New blood test to diagnose IBS
Gastroenterologist Dr Mark Pimentel, at Cedars-Sinai Medical Center in LA, believes his new method could help secure an early diagnosis for patients, avoiding the need for years of medical appointments.
FODMAP diet to help control IBS symptoms
There is now a 'medically proven' treatment which offers relief to three-quarters of patients – the low FODMAP diet. Dietician Dr Sue Shepherd, who first developed the diet, has created an easy-to-follow recipe book that makes identifying ‘trigger’ foods simple.
Taking control of my IBS
Not exactly news, but a really good blog on how an IBS sufferer got control of their symptoms after ten years of struggling.
Links between IBS and abuse
This report investigates the idea that children who are abused or neglected may be more likely to develop IBS later in life. You'll have to register with PubMed to read the whole report.
AGA publish a guide to help identify the best IBS treatments
The American Gastrological Association say their new guideline - published in the journal Gastroenterology - offers an evidence-based approach to help patients and their doctors navigate the wealth of drug information
IBS affects men and women differently
A new study shows men with IBS tend to experience more social stress and irritability, which leads to them receiving different treatment from their doctors.
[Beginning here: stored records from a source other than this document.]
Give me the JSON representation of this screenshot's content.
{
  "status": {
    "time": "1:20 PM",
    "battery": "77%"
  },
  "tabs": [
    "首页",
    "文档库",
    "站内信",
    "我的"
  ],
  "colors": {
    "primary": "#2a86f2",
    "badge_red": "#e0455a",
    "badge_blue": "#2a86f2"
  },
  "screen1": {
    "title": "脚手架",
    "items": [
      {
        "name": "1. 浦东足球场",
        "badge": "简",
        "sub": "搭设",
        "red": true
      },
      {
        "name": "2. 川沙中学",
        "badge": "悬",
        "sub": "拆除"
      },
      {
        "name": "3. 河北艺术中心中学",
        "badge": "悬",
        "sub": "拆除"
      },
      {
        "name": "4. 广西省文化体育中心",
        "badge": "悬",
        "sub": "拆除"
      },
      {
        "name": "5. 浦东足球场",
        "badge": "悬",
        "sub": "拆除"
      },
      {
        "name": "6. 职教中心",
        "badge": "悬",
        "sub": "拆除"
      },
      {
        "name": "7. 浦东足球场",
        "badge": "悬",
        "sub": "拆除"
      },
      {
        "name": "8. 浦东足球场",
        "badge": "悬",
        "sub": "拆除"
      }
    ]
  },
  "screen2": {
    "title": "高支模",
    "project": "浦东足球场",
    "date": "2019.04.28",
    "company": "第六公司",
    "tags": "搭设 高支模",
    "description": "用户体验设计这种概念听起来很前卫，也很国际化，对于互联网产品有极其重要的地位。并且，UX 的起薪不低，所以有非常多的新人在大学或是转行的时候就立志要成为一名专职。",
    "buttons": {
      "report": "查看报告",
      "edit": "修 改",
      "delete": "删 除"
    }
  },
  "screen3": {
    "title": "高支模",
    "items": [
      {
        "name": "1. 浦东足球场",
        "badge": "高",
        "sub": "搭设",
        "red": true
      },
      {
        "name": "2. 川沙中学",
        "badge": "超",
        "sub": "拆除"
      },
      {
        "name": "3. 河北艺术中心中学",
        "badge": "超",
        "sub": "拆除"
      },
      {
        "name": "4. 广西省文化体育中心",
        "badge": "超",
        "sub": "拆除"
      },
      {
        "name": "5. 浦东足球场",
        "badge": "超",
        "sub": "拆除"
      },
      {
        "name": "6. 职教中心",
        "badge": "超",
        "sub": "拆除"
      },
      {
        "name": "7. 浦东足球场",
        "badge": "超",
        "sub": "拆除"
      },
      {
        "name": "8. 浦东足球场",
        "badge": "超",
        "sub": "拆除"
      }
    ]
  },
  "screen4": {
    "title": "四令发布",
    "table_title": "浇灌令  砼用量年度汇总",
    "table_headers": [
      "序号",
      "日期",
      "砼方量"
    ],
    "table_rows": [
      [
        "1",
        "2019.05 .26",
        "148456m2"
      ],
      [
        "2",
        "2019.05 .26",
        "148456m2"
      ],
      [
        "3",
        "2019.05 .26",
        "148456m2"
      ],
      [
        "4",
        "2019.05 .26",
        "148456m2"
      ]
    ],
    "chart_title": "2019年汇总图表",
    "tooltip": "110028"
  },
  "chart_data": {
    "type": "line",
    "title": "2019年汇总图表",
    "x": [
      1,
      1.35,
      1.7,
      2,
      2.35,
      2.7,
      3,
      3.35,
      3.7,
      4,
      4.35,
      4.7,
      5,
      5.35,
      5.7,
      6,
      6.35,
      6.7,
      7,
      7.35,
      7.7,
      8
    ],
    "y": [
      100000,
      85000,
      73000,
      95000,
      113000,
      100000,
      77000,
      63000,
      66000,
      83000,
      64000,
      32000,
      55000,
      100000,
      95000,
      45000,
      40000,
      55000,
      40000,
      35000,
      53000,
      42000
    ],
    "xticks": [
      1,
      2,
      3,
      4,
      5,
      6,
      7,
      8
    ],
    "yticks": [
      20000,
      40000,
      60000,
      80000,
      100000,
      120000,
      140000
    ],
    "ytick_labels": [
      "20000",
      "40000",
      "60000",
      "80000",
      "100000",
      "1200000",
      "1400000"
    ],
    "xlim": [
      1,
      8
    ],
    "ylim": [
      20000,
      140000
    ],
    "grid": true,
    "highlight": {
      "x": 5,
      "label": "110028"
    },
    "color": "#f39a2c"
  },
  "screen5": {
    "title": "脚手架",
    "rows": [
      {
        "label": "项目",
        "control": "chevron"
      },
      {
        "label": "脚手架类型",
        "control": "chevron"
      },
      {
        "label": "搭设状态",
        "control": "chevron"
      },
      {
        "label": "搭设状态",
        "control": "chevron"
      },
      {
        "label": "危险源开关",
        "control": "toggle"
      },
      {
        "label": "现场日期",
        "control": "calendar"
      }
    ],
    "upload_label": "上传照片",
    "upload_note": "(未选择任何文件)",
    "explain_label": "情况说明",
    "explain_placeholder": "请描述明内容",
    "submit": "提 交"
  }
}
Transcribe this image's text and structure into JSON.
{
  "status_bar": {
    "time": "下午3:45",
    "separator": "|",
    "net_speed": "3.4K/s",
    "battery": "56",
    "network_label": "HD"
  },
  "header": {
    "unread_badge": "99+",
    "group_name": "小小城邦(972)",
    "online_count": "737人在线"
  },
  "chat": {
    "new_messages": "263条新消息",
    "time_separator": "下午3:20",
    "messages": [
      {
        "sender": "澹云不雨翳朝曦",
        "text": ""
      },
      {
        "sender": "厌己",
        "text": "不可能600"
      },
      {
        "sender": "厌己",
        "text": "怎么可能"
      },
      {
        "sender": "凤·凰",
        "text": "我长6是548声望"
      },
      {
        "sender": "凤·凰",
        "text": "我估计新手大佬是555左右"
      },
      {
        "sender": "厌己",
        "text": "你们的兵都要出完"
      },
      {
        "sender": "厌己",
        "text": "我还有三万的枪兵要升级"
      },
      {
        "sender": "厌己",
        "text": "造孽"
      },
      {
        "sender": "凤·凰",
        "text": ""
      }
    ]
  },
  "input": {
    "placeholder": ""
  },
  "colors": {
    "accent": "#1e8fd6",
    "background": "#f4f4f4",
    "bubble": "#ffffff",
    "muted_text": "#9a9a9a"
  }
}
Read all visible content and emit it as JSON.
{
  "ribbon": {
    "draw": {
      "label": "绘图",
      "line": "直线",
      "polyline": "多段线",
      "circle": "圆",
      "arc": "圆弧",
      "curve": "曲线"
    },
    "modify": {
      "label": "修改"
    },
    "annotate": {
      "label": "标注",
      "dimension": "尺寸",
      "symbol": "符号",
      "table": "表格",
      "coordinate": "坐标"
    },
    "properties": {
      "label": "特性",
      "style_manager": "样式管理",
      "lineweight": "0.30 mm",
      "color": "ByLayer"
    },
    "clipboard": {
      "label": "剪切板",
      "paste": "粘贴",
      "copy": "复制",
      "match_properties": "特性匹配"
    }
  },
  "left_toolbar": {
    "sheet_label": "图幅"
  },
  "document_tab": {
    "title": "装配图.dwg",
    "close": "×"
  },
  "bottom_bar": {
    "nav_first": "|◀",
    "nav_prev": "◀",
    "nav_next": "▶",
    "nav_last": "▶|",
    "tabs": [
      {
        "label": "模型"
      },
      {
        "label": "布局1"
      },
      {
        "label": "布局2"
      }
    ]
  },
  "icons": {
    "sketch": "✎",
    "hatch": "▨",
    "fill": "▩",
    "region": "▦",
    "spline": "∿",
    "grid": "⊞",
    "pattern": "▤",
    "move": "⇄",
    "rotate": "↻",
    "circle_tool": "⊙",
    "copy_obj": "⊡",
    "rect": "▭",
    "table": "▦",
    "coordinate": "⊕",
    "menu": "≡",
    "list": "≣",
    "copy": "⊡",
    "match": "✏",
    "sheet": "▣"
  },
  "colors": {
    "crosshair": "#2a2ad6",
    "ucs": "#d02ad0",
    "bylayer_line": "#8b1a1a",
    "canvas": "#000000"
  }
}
Patients with IBS process gut pain differently
It's thought that patients with irritable bowel syndrome cannot block pain signals from the gut as easily as those without the condition.
Natural sugars a culprit in IBS
Growing evidence suggests a novel diet approach that restricts certain natural sugars found in everyday foods can dramatically improve bloating, gas and abdominal pain in most IBS sufferers.